▶ [ACTIVITY]: Each line of the data below containing "value" needs to be listed.

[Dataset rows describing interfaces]
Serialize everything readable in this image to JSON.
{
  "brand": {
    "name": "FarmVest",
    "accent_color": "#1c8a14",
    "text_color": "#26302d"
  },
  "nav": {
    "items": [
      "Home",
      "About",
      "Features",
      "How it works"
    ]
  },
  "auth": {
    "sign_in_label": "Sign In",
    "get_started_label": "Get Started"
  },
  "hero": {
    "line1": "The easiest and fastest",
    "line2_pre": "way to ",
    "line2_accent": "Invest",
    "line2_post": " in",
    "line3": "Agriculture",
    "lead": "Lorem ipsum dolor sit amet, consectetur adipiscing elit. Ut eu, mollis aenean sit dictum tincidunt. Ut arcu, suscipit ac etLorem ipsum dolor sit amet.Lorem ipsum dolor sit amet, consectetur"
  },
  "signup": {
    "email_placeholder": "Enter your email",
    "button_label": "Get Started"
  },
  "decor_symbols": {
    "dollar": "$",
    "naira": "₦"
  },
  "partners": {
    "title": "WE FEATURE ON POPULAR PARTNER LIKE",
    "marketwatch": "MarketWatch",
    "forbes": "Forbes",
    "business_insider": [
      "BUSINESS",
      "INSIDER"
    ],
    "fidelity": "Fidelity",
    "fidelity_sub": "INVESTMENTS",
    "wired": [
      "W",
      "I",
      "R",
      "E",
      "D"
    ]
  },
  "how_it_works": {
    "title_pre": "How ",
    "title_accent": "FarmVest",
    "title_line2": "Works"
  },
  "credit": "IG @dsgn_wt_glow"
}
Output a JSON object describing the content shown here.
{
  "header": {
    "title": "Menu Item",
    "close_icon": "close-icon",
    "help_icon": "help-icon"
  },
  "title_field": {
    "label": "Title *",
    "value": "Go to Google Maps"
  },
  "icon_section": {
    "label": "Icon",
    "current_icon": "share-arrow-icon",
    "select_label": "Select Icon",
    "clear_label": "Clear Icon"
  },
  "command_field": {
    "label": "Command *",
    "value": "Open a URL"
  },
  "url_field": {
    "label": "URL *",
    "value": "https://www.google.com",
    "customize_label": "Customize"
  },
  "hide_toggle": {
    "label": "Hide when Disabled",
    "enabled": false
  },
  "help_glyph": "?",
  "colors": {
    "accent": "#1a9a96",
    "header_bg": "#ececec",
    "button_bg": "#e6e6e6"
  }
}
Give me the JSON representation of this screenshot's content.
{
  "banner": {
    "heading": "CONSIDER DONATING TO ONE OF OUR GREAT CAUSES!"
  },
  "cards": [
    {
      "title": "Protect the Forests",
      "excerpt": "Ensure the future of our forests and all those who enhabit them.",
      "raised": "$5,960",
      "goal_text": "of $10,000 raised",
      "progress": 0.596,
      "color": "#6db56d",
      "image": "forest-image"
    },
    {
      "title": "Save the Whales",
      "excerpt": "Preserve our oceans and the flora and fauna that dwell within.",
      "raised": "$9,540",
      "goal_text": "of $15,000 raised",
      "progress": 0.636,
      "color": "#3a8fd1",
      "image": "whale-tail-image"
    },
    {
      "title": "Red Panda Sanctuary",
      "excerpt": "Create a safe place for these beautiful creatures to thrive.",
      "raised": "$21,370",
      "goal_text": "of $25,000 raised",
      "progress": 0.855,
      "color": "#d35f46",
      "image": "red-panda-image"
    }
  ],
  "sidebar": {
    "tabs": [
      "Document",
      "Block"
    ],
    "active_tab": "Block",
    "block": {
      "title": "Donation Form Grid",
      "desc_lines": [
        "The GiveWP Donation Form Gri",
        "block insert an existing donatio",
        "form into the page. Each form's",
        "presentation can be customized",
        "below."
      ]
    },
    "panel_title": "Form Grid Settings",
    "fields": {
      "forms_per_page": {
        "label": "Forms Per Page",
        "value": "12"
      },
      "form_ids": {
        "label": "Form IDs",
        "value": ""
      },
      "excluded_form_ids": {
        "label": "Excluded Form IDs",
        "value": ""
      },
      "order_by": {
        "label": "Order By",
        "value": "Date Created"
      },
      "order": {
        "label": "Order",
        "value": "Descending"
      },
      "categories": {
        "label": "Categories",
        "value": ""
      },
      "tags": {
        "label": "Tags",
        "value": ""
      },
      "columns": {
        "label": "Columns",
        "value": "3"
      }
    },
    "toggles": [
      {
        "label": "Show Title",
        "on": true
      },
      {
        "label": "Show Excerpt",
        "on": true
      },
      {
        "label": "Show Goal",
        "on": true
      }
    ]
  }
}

▶ [EXERCISE SOLUTION]:
    "value": "Go to Google Maps"
    "value": "Open a URL"
    "value": "https://www.google.com",
        "value": "12"
        "value": ""
        "value": ""
        "value": "Date Created"
        "value": "Descending"
        "value": ""
        "value": ""
        "value": "3"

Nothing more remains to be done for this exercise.